An article in the Sydney Morning Herald in early February reported upon the intentions of the NSW State Government’s call reduce public sector costs – read reduce staff numbers – as the State Government seeks to balance its budget in the wake of spending on Covid-19 measures.
This is not entirely unexpected. I’m sure it will happen in each of the major States, in particular those that incurred significant additional costs. Just as I’m sure it will be more likely to occur in NSW where there is Liberal Government, than in others States with Labour Governments.
Regardless of political persuasions, at the end of the day, each State Government will seek to balance its books, by either reducing costs, increasing State revenue or doing both. Increasing revenue through taxes is always an unpopular option. Most people will accept Government cost cutting measures. So long as they are not on the receiving end of staffing cuts.
The arts sector has expressed concern at staffing cuts leading to less efficient service delivery and support from Government. In a worse case scenario, cuts to government spending at either the Federal or State level could have a negative impact upon arts funding over the next couple of years.

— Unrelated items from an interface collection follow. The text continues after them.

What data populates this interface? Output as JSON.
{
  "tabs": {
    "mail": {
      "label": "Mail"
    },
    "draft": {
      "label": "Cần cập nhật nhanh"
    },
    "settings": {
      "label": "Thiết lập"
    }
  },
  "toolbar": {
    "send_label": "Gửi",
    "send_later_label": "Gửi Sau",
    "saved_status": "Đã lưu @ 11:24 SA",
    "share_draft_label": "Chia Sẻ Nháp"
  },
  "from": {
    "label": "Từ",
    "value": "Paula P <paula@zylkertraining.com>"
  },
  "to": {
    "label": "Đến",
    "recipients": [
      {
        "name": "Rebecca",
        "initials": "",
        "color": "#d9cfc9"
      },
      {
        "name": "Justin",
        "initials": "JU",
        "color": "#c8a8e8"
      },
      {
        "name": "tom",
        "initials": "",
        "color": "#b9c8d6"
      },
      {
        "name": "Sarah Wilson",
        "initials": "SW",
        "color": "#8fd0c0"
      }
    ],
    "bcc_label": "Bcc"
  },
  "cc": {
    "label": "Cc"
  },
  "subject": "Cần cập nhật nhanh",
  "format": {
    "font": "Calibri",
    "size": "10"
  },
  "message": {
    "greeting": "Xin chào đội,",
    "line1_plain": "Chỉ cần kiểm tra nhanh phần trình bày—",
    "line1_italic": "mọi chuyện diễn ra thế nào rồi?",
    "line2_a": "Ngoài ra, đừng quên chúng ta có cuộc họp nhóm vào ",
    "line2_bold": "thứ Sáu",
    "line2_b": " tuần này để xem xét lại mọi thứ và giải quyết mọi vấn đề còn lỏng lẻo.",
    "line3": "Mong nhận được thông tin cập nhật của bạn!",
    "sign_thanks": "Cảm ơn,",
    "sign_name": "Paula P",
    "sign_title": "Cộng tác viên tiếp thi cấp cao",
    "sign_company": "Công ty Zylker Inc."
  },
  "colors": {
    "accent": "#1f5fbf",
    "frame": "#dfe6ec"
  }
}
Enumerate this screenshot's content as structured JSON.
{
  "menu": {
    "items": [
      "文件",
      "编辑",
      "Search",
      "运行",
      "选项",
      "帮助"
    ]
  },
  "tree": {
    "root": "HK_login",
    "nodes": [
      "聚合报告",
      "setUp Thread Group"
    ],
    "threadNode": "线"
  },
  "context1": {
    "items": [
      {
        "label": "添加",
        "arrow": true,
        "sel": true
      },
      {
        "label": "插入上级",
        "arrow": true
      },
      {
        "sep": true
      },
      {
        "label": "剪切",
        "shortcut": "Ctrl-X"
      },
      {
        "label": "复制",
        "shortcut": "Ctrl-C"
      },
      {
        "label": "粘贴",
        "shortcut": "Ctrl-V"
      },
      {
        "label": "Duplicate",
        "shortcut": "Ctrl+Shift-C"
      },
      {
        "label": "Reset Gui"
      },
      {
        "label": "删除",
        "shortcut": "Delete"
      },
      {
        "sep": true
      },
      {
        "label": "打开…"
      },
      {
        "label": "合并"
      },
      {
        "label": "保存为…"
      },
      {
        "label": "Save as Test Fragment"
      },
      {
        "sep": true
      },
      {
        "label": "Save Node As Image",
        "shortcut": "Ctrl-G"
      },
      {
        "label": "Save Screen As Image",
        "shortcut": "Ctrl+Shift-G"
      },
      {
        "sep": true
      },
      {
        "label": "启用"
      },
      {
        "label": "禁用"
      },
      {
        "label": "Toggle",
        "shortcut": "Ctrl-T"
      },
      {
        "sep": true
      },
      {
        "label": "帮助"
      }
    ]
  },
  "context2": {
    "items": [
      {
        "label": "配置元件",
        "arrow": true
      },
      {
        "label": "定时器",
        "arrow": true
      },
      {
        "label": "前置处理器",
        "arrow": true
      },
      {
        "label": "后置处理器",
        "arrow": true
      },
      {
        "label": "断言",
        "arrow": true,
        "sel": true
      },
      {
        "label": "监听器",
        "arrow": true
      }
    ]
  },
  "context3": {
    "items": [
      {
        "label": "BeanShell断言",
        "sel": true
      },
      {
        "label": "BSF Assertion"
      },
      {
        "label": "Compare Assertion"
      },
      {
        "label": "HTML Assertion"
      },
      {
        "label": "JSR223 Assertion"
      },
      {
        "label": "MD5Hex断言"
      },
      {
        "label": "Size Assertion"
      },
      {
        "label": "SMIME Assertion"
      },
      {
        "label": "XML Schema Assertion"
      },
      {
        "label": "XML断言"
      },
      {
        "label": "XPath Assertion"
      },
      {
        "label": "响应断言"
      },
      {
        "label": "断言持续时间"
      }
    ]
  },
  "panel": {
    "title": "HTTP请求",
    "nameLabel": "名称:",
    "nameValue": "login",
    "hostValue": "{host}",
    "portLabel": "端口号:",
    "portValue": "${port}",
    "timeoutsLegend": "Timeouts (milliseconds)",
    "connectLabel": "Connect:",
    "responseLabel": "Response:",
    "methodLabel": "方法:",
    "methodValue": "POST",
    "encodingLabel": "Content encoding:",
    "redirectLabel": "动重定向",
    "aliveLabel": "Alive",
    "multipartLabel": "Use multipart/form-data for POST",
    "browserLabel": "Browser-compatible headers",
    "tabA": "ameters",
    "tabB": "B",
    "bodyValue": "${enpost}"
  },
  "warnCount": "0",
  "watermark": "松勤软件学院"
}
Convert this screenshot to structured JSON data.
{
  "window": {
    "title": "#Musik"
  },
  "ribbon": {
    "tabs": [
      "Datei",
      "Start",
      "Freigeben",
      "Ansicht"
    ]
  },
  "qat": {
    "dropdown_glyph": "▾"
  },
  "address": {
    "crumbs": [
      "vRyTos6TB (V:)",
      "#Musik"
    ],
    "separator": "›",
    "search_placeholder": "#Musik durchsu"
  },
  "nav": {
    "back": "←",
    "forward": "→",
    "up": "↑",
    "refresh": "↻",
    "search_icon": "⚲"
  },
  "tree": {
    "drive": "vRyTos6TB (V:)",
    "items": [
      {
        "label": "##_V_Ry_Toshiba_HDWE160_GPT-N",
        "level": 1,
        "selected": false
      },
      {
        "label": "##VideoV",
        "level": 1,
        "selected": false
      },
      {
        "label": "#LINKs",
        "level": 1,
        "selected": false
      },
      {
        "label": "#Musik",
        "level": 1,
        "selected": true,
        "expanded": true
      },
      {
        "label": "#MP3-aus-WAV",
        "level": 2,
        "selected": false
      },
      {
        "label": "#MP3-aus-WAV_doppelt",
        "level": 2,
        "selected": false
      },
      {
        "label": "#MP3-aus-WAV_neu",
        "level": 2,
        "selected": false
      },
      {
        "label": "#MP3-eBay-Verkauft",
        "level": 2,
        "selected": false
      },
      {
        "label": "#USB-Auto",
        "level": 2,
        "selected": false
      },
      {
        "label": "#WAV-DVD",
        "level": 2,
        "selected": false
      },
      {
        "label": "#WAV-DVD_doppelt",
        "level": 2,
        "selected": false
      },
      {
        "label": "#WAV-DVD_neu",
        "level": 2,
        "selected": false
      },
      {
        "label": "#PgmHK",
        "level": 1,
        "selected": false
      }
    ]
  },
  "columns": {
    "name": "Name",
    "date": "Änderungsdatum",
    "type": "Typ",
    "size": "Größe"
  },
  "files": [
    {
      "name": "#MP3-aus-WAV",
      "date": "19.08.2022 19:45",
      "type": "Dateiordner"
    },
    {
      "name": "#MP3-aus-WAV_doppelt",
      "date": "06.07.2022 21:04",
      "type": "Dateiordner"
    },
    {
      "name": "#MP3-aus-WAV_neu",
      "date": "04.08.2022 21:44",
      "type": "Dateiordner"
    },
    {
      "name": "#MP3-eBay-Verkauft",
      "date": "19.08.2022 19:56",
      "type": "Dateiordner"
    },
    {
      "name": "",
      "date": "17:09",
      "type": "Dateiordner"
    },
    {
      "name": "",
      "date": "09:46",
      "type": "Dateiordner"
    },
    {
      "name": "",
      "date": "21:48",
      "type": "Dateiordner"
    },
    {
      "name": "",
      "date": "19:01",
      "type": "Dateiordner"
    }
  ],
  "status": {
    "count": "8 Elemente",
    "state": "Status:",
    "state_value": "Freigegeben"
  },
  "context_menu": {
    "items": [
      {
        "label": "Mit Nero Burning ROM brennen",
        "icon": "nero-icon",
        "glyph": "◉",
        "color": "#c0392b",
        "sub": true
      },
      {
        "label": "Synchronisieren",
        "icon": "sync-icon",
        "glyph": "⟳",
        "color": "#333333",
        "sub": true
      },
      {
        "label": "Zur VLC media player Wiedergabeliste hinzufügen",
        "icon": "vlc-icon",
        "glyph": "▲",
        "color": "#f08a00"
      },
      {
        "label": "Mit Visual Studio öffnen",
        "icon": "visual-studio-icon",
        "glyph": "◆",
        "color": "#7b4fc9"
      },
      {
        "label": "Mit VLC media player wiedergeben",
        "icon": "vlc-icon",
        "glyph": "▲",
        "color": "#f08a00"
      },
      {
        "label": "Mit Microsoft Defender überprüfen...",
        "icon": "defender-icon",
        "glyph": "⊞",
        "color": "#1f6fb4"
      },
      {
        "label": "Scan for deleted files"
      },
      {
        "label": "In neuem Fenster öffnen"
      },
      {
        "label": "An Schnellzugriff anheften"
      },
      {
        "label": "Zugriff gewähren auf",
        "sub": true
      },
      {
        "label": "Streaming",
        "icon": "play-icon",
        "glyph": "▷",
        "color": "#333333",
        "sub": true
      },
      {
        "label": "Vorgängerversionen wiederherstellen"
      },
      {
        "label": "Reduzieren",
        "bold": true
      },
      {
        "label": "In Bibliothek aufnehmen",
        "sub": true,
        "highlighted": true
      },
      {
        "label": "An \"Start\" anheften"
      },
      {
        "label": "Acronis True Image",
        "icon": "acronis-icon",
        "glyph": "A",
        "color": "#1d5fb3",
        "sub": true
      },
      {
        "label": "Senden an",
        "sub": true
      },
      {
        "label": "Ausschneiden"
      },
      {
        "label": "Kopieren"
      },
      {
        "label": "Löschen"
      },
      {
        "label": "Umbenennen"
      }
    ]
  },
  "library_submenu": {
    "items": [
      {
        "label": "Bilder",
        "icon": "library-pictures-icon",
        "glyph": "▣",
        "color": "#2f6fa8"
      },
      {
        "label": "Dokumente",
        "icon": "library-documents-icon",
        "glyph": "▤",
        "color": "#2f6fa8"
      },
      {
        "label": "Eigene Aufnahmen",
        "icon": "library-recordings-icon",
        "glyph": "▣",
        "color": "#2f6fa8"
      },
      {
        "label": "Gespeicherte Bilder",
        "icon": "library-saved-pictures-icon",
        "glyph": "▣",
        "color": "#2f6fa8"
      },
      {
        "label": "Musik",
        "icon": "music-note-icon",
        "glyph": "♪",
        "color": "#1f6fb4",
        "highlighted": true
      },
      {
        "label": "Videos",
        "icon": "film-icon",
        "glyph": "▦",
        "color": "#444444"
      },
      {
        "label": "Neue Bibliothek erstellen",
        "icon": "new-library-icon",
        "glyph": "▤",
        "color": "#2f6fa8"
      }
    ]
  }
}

As usual, it will be the little people, or small business that will bear the burden of Government’s seeking to reduce costs. When there are less people to do a job, it takes longer for those remaining to complete tasks. Delays add to the the cost of doing business. Stretched deadlines for processing grant applications and distributing funds lead to less time for art organisations and individual artists to prepare works or submit applications for events and exhibitions.
When Governments start cutting costs, artists and arts organisations can anticipate there will be less funding money to go round. Reduced funding leads to homogeny in arts as artists and organisations seek to reduce risk by producing art they know will sell and reducing their exposure to risk. Only those organisations with deep pockets will take a risk on the art they create. When art becomes boring less people are prepared to pay hard earned cash to visit or view those works. At the same time, people that have been made redundant dreduce their spending on art.
It is important the arts sector maintain pressure upon Governments, keep advocating for sustained support and for recognition of the valued contribution of art to society. Equally, it is important Governments change their perspective. Instead of viewing the arts as a variable cost to society, able to be reduced or increased at whim; view arts for the value they add in bring people to places, raising hope and improving moral, improving overall social and emotional wellbeing, getting people out of their homes, helping with education, and so on. None of these are costs, they are benefits. They add value. They help to reduce healthcare and welfare costs. They create employment. A vibrant and supported arts sector contributes in a positive manner to the tax revenue of any State.
I’m John Coxon. I blog and podcast on art topics and provide consulting services to arts organisations in Australia. I can be contacted by email.